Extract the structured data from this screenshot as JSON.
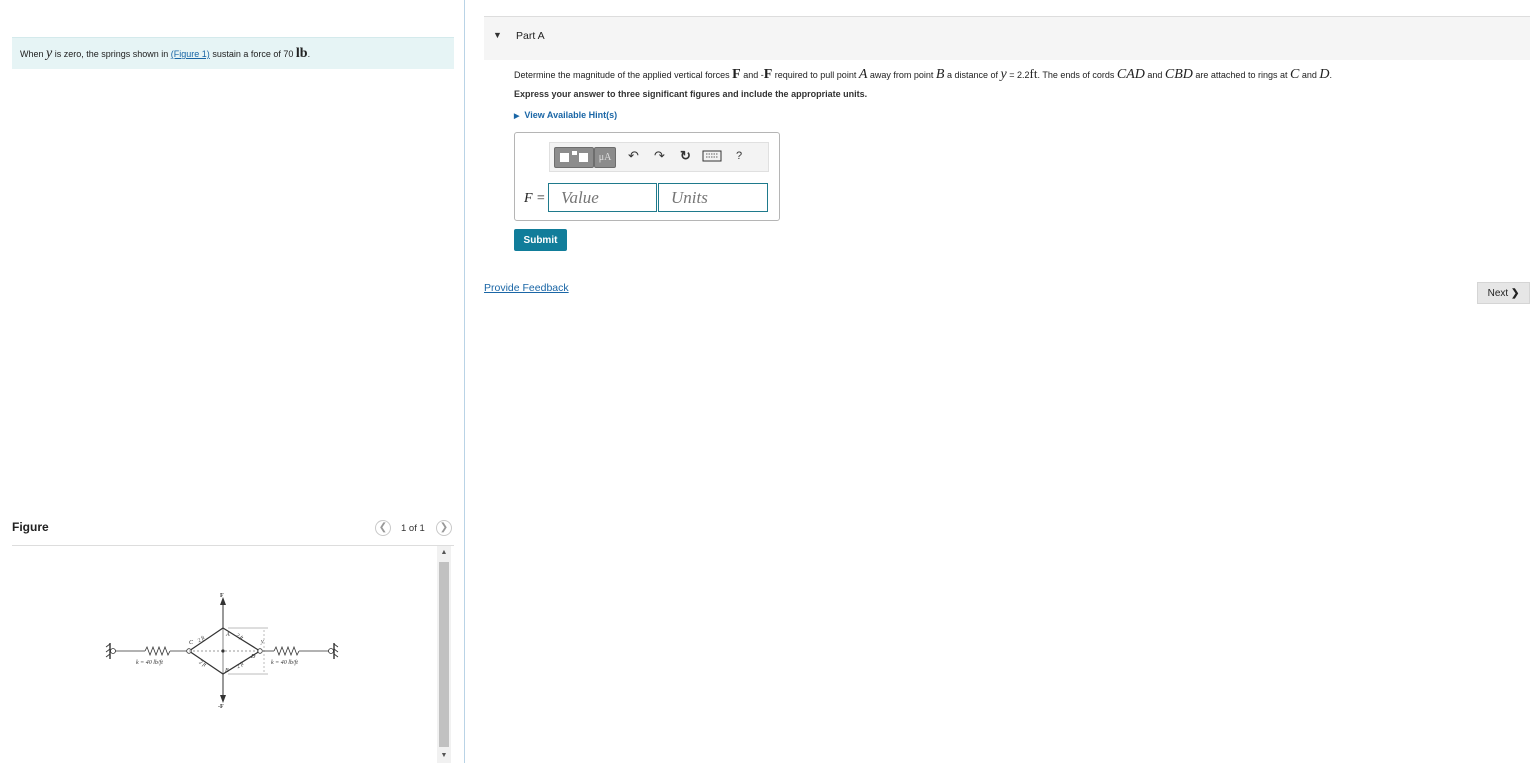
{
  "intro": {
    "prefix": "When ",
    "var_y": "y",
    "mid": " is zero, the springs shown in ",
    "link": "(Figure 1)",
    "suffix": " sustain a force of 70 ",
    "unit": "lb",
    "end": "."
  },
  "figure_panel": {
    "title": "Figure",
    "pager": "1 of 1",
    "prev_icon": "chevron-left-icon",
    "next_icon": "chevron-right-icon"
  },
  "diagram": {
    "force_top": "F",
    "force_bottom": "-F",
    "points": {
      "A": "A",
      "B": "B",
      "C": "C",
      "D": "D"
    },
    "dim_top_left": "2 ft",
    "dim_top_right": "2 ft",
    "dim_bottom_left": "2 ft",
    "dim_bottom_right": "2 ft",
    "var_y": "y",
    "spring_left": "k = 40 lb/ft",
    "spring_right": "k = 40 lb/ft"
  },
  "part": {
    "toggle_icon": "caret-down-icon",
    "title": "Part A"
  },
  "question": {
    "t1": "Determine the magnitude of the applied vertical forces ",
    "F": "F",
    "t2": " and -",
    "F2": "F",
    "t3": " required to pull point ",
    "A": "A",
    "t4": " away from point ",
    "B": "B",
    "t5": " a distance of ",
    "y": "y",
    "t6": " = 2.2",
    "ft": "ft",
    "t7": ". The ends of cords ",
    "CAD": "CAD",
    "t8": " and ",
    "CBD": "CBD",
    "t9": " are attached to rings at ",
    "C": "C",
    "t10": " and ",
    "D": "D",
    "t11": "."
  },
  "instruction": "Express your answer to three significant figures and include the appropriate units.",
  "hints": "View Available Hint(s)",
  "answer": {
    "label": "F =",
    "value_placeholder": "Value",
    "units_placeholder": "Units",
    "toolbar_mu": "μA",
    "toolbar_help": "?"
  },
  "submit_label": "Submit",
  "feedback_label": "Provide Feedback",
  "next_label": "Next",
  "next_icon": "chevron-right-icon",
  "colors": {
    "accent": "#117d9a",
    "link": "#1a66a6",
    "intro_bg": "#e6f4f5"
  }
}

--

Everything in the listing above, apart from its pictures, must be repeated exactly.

Extract the structured data from this screenshot as JSON.
{
  "intro": {
    "prefix": "When ",
    "var_y": "y",
    "mid": " is zero, the springs shown in ",
    "link": "(Figure 1)",
    "suffix": " sustain a force of 70 ",
    "unit": "lb",
    "end": "."
  },
  "figure_panel": {
    "title": "Figure",
    "pager": "1 of 1",
    "prev_icon": "chevron-left-icon",
    "next_icon": "chevron-right-icon"
  },
  "diagram": {
    "force_top": "F",
    "force_bottom": "-F",
    "points": {
      "A": "A",
      "B": "B",
      "C": "C",
      "D": "D"
    },
    "dim_top_left": "2 ft",
    "dim_top_right": "2 ft",
    "dim_bottom_left": "2 ft",
    "dim_bottom_right": "2 ft",
    "var_y": "y",
    "spring_left": "k = 40 lb/ft",
    "spring_right": "k = 40 lb/ft"
  },
  "part": {
    "toggle_icon": "caret-down-icon",
    "title": "Part A"
  },
  "question": {
    "t1": "Determine the magnitude of the applied vertical forces ",
    "F": "F",
    "t2": " and -",
    "F2": "F",
    "t3": " required to pull point ",
    "A": "A",
    "t4": " away from point ",
    "B": "B",
    "t5": " a distance of ",
    "y": "y",
    "t6": " = 2.2",
    "ft": "ft",
    "t7": ". The ends of cords ",
    "CAD": "CAD",
    "t8": " and ",
    "CBD": "CBD",
    "t9": " are attached to rings at ",
    "C": "C",
    "t10": " and ",
    "D": "D",
    "t11": "."
  },
  "instruction": "Express your answer to three significant figures and include the appropriate units.",
  "hints": "View Available Hint(s)",
  "answer": {
    "label": "F =",
    "value_placeholder": "Value",
    "units_placeholder": "Units",
    "toolbar_mu": "μA",
    "toolbar_help": "?"
  },
  "submit_label": "Submit",
  "feedback_label": "Provide Feedback",
  "next_label": "Next",
  "next_icon": "chevron-right-icon",
  "colors": {
    "accent": "#117d9a",
    "link": "#1a66a6",
    "intro_bg": "#e6f4f5"
  }
}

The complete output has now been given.